Start of Provided data

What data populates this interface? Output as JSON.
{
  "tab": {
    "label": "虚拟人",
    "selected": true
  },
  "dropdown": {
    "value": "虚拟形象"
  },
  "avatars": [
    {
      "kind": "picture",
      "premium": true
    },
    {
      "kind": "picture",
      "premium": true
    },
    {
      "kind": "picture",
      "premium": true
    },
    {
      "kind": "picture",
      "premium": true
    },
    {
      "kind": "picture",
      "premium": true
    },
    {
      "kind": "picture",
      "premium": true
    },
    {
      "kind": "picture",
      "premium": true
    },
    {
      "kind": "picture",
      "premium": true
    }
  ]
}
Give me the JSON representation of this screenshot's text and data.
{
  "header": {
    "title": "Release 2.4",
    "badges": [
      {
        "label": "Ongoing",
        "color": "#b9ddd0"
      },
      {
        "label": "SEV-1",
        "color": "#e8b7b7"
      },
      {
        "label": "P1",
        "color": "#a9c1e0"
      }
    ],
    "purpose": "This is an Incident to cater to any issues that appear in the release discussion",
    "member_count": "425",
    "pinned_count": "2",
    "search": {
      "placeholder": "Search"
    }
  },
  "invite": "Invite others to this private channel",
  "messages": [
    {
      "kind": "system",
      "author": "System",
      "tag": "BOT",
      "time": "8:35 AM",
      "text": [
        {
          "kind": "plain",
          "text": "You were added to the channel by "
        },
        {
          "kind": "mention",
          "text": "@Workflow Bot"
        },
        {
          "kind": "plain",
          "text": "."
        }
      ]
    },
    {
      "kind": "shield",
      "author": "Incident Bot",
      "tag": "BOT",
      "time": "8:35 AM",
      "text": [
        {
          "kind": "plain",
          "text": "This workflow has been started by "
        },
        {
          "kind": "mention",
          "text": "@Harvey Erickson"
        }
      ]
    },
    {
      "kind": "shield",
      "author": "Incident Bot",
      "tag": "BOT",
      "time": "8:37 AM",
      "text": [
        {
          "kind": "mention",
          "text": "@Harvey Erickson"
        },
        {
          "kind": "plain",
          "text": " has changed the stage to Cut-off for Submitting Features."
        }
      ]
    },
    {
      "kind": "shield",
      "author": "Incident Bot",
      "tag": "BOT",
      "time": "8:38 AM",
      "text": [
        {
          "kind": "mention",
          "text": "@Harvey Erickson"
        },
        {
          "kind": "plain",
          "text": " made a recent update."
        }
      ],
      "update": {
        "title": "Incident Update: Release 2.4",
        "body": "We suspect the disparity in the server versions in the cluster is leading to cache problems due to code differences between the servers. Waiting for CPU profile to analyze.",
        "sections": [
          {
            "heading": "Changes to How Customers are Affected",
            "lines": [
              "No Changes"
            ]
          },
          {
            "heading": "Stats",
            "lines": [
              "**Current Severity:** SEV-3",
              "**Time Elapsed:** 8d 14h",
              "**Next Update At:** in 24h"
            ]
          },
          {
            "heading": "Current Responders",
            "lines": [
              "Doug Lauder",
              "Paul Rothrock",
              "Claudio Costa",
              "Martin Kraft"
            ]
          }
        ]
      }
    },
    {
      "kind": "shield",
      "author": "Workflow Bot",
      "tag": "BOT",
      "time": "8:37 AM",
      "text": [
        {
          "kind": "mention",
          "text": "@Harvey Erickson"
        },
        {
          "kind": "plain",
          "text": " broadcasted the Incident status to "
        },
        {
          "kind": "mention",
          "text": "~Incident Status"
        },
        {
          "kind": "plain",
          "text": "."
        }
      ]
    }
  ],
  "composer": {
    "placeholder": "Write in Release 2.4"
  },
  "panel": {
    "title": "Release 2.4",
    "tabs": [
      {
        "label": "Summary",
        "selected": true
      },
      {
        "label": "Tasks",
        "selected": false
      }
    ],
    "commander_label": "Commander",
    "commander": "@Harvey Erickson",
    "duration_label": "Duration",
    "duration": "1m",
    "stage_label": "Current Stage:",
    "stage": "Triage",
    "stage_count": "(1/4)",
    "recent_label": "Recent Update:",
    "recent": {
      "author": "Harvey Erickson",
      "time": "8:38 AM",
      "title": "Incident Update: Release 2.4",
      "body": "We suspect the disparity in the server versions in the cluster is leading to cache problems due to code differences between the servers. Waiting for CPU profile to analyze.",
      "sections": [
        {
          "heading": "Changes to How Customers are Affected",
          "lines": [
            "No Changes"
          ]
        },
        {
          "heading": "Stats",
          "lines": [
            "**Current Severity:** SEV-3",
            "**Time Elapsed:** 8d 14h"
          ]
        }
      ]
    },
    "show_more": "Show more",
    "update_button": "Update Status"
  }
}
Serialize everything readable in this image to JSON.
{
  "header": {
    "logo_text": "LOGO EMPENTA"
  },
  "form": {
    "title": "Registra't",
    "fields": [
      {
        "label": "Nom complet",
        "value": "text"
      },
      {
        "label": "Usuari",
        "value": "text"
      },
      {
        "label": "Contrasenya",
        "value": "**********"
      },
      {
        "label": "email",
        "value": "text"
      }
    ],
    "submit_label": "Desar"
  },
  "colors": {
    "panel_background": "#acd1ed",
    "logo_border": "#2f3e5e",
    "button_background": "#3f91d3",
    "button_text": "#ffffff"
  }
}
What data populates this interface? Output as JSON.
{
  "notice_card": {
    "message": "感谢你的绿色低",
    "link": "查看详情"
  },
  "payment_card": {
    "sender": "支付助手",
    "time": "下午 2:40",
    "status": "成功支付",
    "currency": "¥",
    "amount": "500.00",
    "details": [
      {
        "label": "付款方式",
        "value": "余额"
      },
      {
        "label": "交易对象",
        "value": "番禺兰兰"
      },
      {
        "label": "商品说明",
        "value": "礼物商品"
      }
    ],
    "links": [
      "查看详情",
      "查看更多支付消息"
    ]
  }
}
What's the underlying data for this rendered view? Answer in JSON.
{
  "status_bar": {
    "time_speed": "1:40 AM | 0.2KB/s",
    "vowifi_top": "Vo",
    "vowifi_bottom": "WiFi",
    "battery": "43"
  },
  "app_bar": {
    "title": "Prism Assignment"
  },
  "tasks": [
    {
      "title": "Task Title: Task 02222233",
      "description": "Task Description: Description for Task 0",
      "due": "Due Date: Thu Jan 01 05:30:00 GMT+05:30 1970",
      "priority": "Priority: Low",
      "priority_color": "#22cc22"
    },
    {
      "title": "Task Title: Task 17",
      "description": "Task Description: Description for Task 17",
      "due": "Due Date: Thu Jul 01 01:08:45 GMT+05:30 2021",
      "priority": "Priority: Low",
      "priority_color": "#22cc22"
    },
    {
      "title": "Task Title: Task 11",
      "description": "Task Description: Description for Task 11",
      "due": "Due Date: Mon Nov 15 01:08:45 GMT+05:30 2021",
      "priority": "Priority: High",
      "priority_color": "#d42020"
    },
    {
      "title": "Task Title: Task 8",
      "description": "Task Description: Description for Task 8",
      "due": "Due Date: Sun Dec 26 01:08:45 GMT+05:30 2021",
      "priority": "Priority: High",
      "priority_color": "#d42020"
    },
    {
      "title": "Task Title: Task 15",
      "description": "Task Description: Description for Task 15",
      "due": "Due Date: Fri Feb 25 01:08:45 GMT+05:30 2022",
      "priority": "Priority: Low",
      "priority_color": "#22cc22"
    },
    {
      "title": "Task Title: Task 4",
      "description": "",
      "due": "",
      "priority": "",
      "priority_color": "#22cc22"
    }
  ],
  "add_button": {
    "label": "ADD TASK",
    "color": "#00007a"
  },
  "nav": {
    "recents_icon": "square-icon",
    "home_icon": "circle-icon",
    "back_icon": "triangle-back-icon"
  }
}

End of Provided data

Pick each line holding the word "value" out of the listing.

    "value": "虚拟形象"
        "value": "text"
        "value": "text"
        "value": "**********"
        "value": "text"
        "value": "余额"
        "value": "番禺兰兰"
        "value": "礼物商品"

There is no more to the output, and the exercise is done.